Reduce the carbon footprint of our cities by favouring walking and cyling

Good ideas and examples :-
By the 1970s, Groningen was dealing with unprecedented traffic jams. Efforts to widen streets merely shifted congestion from one part of the city to another. It was like suffering from clogged arteries and only resorting to bypass surgery rather than trying to make lifestyle changes.

Groningen in the Netherlands boasts the highest rate of bicycle use in the nation, amounting to nearly 60% of all trips.
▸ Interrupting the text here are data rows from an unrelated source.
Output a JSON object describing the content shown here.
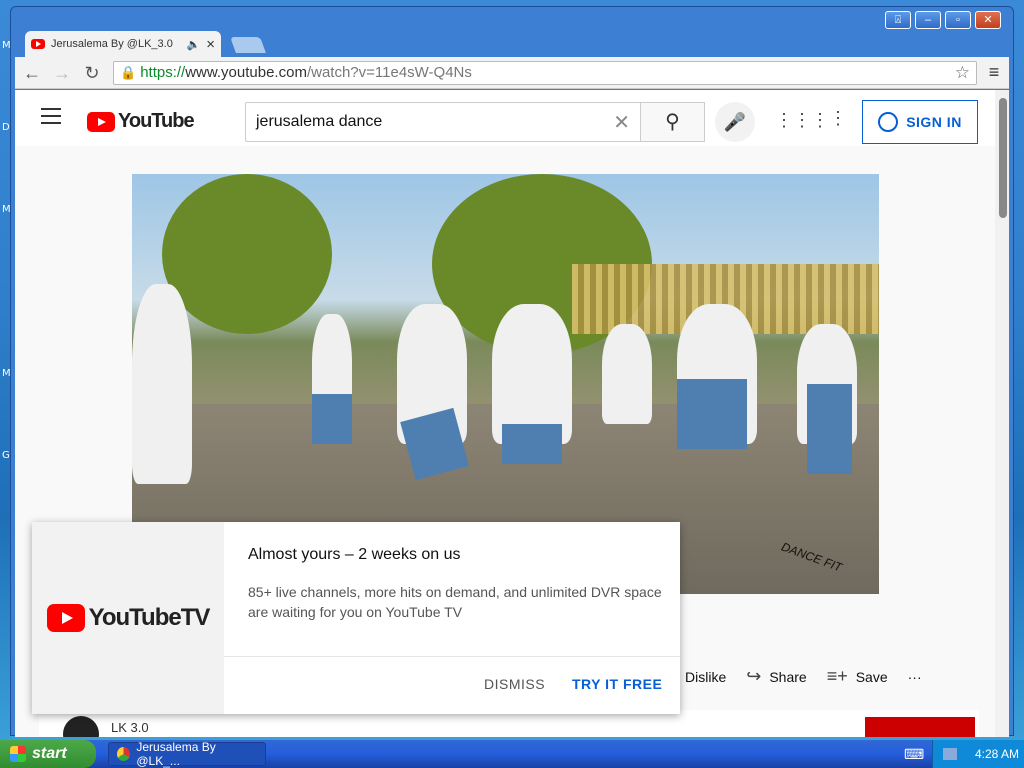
{
  "desktop": {
    "letters": [
      "M",
      "D",
      "M",
      "M",
      "G"
    ]
  },
  "window": {
    "controls": [
      "⍓",
      "–",
      "▫",
      "✕"
    ]
  },
  "browser": {
    "tab": {
      "title": "Jerusalema By @LK_3.0",
      "audio_icon": "speaker-icon",
      "close": "×"
    },
    "url": {
      "scheme": "https://",
      "host": "www.youtube.com",
      "path": "/watch?v=11e4sW-Q4Ns"
    }
  },
  "youtube": {
    "logo_text": "YouTube",
    "search_value": "jerusalema dance",
    "signin_label": "SIGN IN",
    "actions": {
      "dislike": "Dislike",
      "share": "Share",
      "save": "Save"
    },
    "channel_name": "LK 3.0"
  },
  "video": {
    "watermark": "DANCE FIT"
  },
  "promo": {
    "logo_text": "YouTubeTV",
    "title": "Almost yours – 2 weeks on us",
    "body": "85+ live channels, more hits on demand, and unlimited DVR space are waiting for you on YouTube TV",
    "dismiss": "DISMISS",
    "try_free": "TRY IT FREE"
  },
  "taskbar": {
    "start_label": "start",
    "task_title": "Jerusalema By @LK_...",
    "clock": "4:28 AM"
  },
  "colors": {
    "yt_red": "#ff0000",
    "link_blue": "#065fd4"
  }
}
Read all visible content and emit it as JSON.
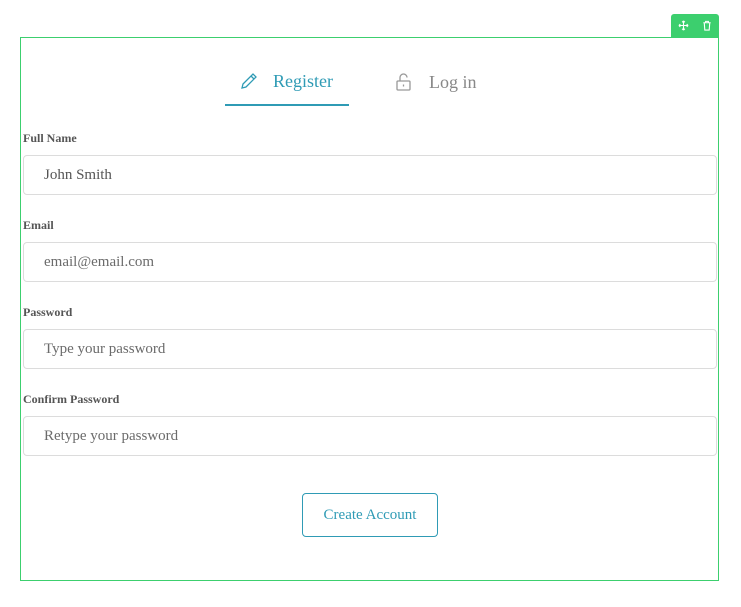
{
  "toolbar": {
    "move_icon": "move-arrows-icon",
    "delete_icon": "trash-icon",
    "color": "#3ccf6e"
  },
  "tabs": [
    {
      "label": "Register",
      "icon": "pencil-icon",
      "active": true
    },
    {
      "label": "Log in",
      "icon": "unlock-icon",
      "active": false
    }
  ],
  "form": {
    "full_name": {
      "label": "Full Name",
      "value": "John Smith",
      "placeholder": ""
    },
    "email": {
      "label": "Email",
      "value": "",
      "placeholder": "email@email.com"
    },
    "password": {
      "label": "Password",
      "value": "",
      "placeholder": "Type your password"
    },
    "confirm_password": {
      "label": "Confirm Password",
      "value": "",
      "placeholder": "Retype your password"
    },
    "submit_label": "Create Account"
  },
  "colors": {
    "accent": "#2f9bb5",
    "frame": "#3ccf6e"
  }
}
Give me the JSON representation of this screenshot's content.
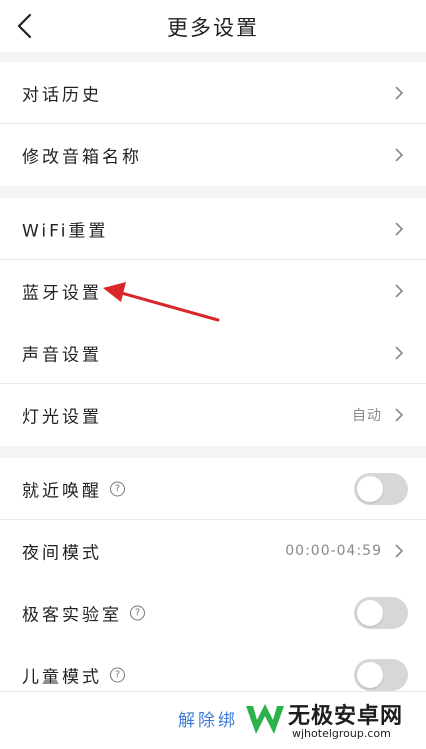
{
  "header": {
    "title": "更多设置"
  },
  "group1": [
    {
      "label": "对话历史"
    },
    {
      "label": "修改音箱名称"
    }
  ],
  "group2": [
    {
      "label": "WiFi重置"
    },
    {
      "label": "蓝牙设置"
    },
    {
      "label": "声音设置"
    },
    {
      "label": "灯光设置",
      "value": "自动"
    }
  ],
  "group3": [
    {
      "label": "就近唤醒",
      "toggle": false
    },
    {
      "label": "夜间模式",
      "value": "00:00-04:59"
    },
    {
      "label": "极客实验室",
      "toggle": false
    },
    {
      "label": "儿童模式",
      "toggle": false
    }
  ],
  "footer": {
    "unbind_label": "解除绑定"
  },
  "watermark": {
    "name": "无极安卓网",
    "url": "wjhotelgroup.com"
  },
  "icons": {
    "back": "back-chevron-icon",
    "row_arrow": "chevron-right-icon",
    "help": "question-circle-icon",
    "help_glyph": "?",
    "annotation": "red-arrow-annotation",
    "logo": "green-w-logo-icon"
  },
  "colors": {
    "accent": "#3d7bd8",
    "annotation": "#d8262b",
    "toggle_off": "#d7d7d7",
    "page_bg": "#f4f4f6",
    "logo": "#2bb24c"
  }
}
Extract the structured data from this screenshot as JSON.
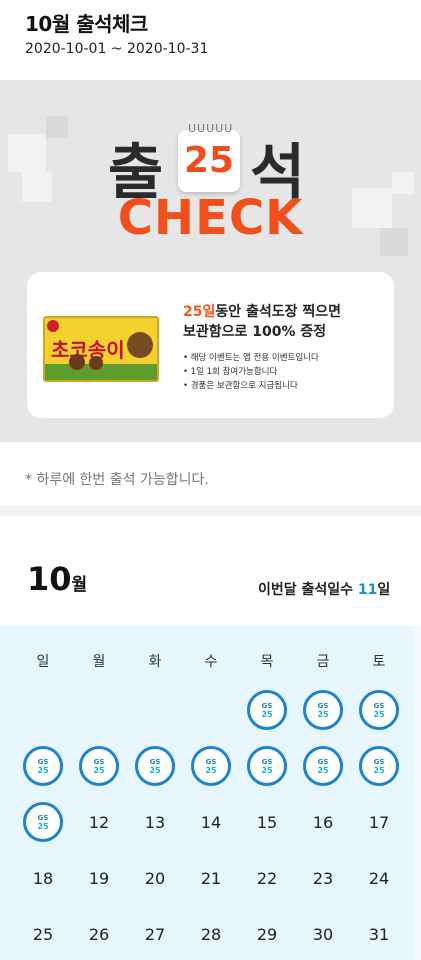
{
  "header": {
    "title": "10월 출석체크",
    "period": "2020-10-01 ~ 2020-10-31"
  },
  "banner": {
    "logo_left": "출",
    "logo_right": "석",
    "logo_day": "25",
    "logo_check": "CHECK",
    "product_name": "초코송이",
    "prize_highlight": "25일",
    "prize_line1_rest": "동안 출석도장 찍으면",
    "prize_line2": "보관함으로 100% 증정",
    "notes": [
      "• 해당 이벤트는 앱 전용 이벤트입니다",
      "• 1일 1회 참여가능합니다",
      "• 경품은 보관함으로 지급됩니다"
    ],
    "colors": {
      "accent": "#f1501c",
      "background": "#e6e6e6"
    }
  },
  "notice": "* 하루에 한번 출석 가능합니다.",
  "month": {
    "number": "10",
    "suffix": "월",
    "attend_label": "이번달 출석일수 ",
    "attend_count": "11",
    "attend_suffix": "일"
  },
  "calendar": {
    "weekdays": [
      "일",
      "월",
      "화",
      "수",
      "목",
      "금",
      "토"
    ],
    "stamp_line1": "GS",
    "stamp_line2": "25",
    "weeks": [
      [
        "",
        "",
        "",
        "",
        "stamp",
        "stamp",
        "stamp"
      ],
      [
        "stamp",
        "stamp",
        "stamp",
        "stamp",
        "stamp",
        "stamp",
        "stamp"
      ],
      [
        "stamp",
        "12",
        "13",
        "14",
        "15",
        "16",
        "17"
      ],
      [
        "18",
        "19",
        "20",
        "21",
        "22",
        "23",
        "24"
      ],
      [
        "25",
        "26",
        "27",
        "28",
        "29",
        "30",
        "31"
      ]
    ],
    "colors": {
      "stamp_border": "#1b84d2",
      "background": "#e7f5fd",
      "highlight": "#1a8cd8"
    }
  }
}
They set up a network of bike paths and bike lanes, lowering speed limits, and other infrastructure including four-direction green intersections. These are intersections where motor traffic completely stops and bicyclists are given their own turn to travel in any direction —either straight ahead or onto another street. What’s more, those who ride a bike to work are given special tax credits, and employers will often cover the cost of a bicycle as a business expense. You could call it getting a “company bike.? Tax credits actually save the government money, since the cost of a tax credit is still much lower than it would be to maintain roads overcrowded with single-occupancy automobiles.
They limited automobile movement. The city streets are more or less laid out as a series of concentric rings that get smaller as you get closer to the center of town. Traffic engineers cut the city into quadrants like a pie, then installed bollards so cars cannot drive from one end of town to the other without first driving outside of the “pie? — driving around downtown and entering through another quadrant. This city action discourages driving a car downtown. Buses and bicycles, however, are not restricted. The result is a downtown that is friendlier for walking and well as shopping.

When the city first tested the plan, local businesses feared that they would lose business. What happened was the exact opposite. The downtown became more attractive, and business owners soon called for the plan to be expedited, theyfound that those who arrive by bicycle tend to be better customers. While they may buy fewer items per trip, the trips are more frequent. Often, the biking customers spend more due to increased impulse-buying.

We need to impress upon our local governments and neighbors that purely car-centric cities do not make good economic sense. The maintenance costs are just too high — and that results in higher taxes.

In the picture Woonerf, indicated by the sign on the right. This is translated as "living street" meaning cars must travel at speed of pedestrians. Sidewalks are merged with the road creating the feeling that motorist is entering the yard of the residents and to watch out for children playing, etc.

See more pictures on uniqbike
unique useful innovative transportation

Traffic Calming BY JEFF KENWORTHYInstitute for Sustainability and Technology Policy, Murdoch University